In their first season, the Capitals won eight games. Eight. That’s it. And only one of those wins came on the road. Their goal differential was minus-265, and they gave up 446 goals in the 80-game season. After their only road win of that season, against another perennial loser in the California Golden Seals, the team paraded out an old garbage can like the Stanley Cup. Veteran Ace Bailey got them all to sign it afterwards. They knew they were barely a team, but for a bunch of veterans and cast-offs, it was a memorable experience.
But for Joly, it was a debacle. After coming out of at Memorial Cup title and earning MVP honors, he had no way to deal with the tragedy that was the 1974-75 Capitals. The young defenseman only played 44 games that season due to injury, scoring a single goal and added seven assists to a team second-worst minus-68 plus/minus finish. He even scored on his own net, trying to corral the puck with his backhand, which teammates claimed was his best shot all season. It destroyed his confidence, and hopes of Joly becoming the next Orr quickly began to fly out the window.
Ron Low, Washington Capitals goalie 1974-77, Bleacher Report
“…that actually was probably the best thing that ever happened for me, playing on that team, because, in the end, people looked at you and said, ‘If you could deal with that, you can probably deal with anything.'”
And Then Came the Injuries
That first season for Joly was racked with leg injuries. In training camp, he injured his Achilles tendon, and then during the season, he injured his knee and had to undergo surgery to repair it. The following season, he managed to make some strides despite the team only winning three more games. He scored 25 points and increased his plus/minus to minus-46. But an ankle injury shortened his season to just 56 games. Schmidt’s comparison to Orr probably didn’t also include the career-ruining injuries, but that turned out to be the closest Joly would get to the famed defender.
The Capitals’ first coach, Jim Anderson (who left partway through the first season with stomach ulcers), suggested that Joly play more a defensive game instead of carrying the puck, a huge shot to the confidence of the young defenseman. Their new coach, Tom McVie, tried to move Joly around as well, even putting him at center and left wing, but nothing helped. The fans had turned on Joly, who they saw as a massive disappointment. It was hardly Joly’s fault; the team had little chemistry at all. Still, the team needed a scapegoat, and McVie convinced management to trade their once-star prospect for some veteran leadership on defense. Ironically, that’s probably exactly what Joly needed.
Mike Feldman, original Capitals season-ticket holder, BleacherReport
“[Joly] was the one guy the fans were just merciless toward after a while. What people wanted was for somebody to hit somebody, and he wouldn’t hit anybody,”
Out of Washington
In 1976, the Capitals decided to give up on their first ever draft selection, sending him to the Detroit Red Wings for veteran leader Bryan Watson.

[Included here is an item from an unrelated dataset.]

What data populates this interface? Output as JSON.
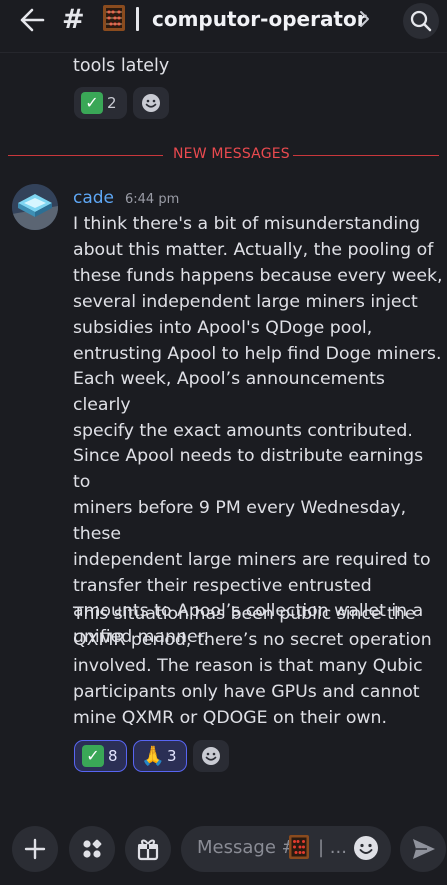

With the Red Wings, Joly didn’t improve much, but he finally wasn’t the face of the franchise, and he could live in a little more obscurity. In 1978, his only season that wasn’t shortened by injury, he scored a career-high 27 points.
Nothing reminiscent of a first-overall selection, but a respectable total. He also made his playoff debut that season, playing in five games but went pointless. He also broke his wrist in that series, which required an intense surgery, causing him to miss most of the following season. He remained with the Red Wings organization for another eight seasons, bouncing between the minors and the NHL, until he retired, broken and battered in 1986.
Despite the intense pressure, the lack of confidence from his team, and mismanagement of his abilities, Joly hardly ever complained. Even years later, he doesn’t regret much in his career. Most of what happened wasn’t his fault. And yet, the Capitals should have known better than to rush a teenage defenseman into the NHL and expect him to play like a proven veteran. When he didn’t they should have sent him to the minors to regain confidence, rather than change his position or tell him to change his game. It was a complete mess of a selection, which is why Joly is the worst first overall draft pick…ever.